“When Joseph saw that his father had placed his right hand on Ephraim’s head, he thought it was a mistake and took his father’s hand to move it from Ephraim’s head to Manasseh’s. Joseph said to his father, “Not that way, my father! This one is the firstborn. Put your right hand on his head.” But his father refused and said, “I know, my son, I know! He too will become a tribe, and he too will be great; nevertheless, his younger brother will be greater than he, and his offspring will become a populous nation.” So he blessed them that day, putting Ephraim before Manasseh when he said, “The nation Israel will invoke blessings by you, saying, ‘May God make you like Ephraim and Manasseh.’ ”” (Genesis 48:17–20, CSB)
The story this blessing tells us that God can do unexpected things in your life. God uses this inverted blessing (the smaller will be greater than the larger). He uses this specific blessing and says that it will be an example for other blessings. Other people will use this story to share good things with people who never expected them. Because Ephraim never expected to be placed above Manasseh. Just as Ephraim never expected that blessing, Ephraim will tell that story to others.
God tells the people of Israel to use this inverted blessing as an example to do good for others, those who never expected it.
7. God’s goodness doesn’t end today. It extends into the future (Genesis 48:21-22)
“Israel said to Joseph, “Look, I am about to die, but God will be with you and will bring you back to the land of your fathers. Over and above what I am giving your brothers, I am giving you the one mountain slope that I took from the Amorites with my sword and bow.”” (Genesis 48:21–22, CSB)
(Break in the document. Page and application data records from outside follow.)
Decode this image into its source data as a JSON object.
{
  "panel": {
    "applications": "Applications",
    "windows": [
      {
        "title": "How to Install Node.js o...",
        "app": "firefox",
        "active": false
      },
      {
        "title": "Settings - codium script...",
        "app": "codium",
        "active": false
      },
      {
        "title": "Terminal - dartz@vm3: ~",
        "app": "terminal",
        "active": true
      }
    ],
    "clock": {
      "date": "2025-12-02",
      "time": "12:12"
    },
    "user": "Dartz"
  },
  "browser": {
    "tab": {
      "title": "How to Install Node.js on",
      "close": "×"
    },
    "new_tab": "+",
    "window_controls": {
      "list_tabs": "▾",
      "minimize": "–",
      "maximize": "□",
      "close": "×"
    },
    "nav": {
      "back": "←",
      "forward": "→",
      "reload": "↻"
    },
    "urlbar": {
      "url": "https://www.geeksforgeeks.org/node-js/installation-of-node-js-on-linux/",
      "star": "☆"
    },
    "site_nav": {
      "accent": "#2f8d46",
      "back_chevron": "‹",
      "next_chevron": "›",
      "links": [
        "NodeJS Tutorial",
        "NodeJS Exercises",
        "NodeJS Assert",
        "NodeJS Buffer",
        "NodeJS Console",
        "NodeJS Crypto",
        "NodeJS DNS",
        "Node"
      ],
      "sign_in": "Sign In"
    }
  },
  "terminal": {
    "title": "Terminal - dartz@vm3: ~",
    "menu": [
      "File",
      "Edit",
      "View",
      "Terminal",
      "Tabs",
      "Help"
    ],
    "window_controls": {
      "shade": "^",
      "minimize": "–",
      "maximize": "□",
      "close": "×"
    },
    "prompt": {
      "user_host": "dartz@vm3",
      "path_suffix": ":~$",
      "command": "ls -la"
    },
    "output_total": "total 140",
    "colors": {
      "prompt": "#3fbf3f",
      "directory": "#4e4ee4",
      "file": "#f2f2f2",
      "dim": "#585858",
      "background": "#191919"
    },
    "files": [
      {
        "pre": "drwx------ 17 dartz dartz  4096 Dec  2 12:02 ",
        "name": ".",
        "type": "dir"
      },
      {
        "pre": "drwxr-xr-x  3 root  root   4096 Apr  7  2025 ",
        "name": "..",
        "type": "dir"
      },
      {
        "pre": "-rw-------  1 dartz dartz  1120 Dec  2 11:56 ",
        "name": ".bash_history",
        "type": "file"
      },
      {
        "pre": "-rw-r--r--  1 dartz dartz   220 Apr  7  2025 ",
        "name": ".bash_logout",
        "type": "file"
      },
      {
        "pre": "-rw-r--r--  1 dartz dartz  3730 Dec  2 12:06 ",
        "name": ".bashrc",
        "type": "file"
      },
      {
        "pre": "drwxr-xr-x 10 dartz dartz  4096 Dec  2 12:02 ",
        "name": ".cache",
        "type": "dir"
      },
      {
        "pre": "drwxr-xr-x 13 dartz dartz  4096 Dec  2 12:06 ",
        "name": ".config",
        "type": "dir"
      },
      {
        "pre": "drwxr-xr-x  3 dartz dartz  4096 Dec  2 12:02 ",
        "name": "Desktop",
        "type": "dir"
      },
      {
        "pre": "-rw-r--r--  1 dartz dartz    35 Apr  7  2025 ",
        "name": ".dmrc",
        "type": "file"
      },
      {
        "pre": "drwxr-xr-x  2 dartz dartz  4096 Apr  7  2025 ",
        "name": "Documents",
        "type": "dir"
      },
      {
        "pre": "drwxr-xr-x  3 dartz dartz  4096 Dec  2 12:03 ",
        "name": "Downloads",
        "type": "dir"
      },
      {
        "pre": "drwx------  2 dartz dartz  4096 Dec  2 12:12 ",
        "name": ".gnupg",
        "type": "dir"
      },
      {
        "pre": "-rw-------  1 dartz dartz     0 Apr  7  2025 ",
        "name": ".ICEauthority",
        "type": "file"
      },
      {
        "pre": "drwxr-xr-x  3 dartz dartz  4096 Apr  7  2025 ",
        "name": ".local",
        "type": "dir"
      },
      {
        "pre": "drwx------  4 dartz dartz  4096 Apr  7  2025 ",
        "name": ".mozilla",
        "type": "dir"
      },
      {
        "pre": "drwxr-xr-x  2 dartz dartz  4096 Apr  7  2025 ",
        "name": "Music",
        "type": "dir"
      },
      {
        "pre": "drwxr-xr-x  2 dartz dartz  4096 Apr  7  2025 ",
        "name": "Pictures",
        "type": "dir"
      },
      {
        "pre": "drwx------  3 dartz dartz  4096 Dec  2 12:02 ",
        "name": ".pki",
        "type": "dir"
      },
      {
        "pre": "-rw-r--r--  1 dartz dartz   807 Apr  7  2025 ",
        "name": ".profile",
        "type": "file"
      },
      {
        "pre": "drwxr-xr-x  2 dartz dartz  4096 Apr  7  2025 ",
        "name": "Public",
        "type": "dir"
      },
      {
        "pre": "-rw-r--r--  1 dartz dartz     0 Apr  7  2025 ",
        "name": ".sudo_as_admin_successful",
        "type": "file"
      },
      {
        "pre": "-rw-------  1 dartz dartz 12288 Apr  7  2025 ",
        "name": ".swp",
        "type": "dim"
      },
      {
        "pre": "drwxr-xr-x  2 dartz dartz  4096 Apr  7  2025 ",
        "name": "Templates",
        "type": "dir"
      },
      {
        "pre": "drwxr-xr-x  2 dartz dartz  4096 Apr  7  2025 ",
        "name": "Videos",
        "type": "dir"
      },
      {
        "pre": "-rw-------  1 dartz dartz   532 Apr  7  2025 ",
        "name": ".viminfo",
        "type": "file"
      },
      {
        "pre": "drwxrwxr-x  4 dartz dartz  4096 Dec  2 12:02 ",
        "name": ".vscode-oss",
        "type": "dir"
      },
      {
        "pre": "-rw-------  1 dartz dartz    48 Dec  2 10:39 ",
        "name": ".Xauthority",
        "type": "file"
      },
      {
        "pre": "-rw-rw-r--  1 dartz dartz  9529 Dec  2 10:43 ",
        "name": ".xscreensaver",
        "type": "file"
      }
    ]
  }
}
The point is, Jacob, pictured a great future in the Lord for his children and grandchildren, a future that involved the fulfillment of God’s promises. As God’s people in our day, we need to picture for our children the great purpose of completing the task of world evangelization before the Lord’s coming. We do not truly bless our children if we encourage them to worldly success instead of success with God. By our example, through stories we read to them, through the values we live and teach, we need to give our children a vision for the coming kingdom that God has promised for those who love Him.5
This section begins with a prophecy. Jacob tells Joseph that this story won’t end in Egypt. Even though the situation looks like it ends here, it won’t. There will come a time when God will bring His people back to the land that He promised his ancestors. Jacob gave Joseph a coat at the beginning of his life. Here, Jacob gives Joseph another gift. The gifts we give at the end of our lives are more than the gifts we give at the beginning. What are you going to do with the good things God has given to you? Receive it. Accept it. Extend it.
1 Tony Evans, Tony Evans’ Book of Illustrations: Stories, Quotes, and Anecdotes from More than 30 Years of Preaching and Public Speaking (Chicago, IL: Moody Publishers, 2009), 27.
2 Jon Courson, Jon Courson’s Application Commentary: Volume One: Genesis–Job (Nashville, TN: Thomas Nelson, 2005), 207–208.
3 Brad Mills, “Passing On Our Faith (Genesis 48),” Sermon, 13 May 2015, Internet, http://graceclovis.org/sermons/passing-on-our-faith-genesis-48/, accessed on 18 May 2018.
4 Jon Courson, Jon Courson’s Application Commentary: Volume One: Genesis–Job (Nashville, TN: Thomas Nelson, 2005), 208–209.
5 Steven J. Cole, “Lesson 79: A Godly Heritage (Genesis 48:1-22),” 3 September 2013, Internet, https://bible.org/seriespage/lesson-79-godly-heritage-genesis-481-22, accessed on 18 May 2018.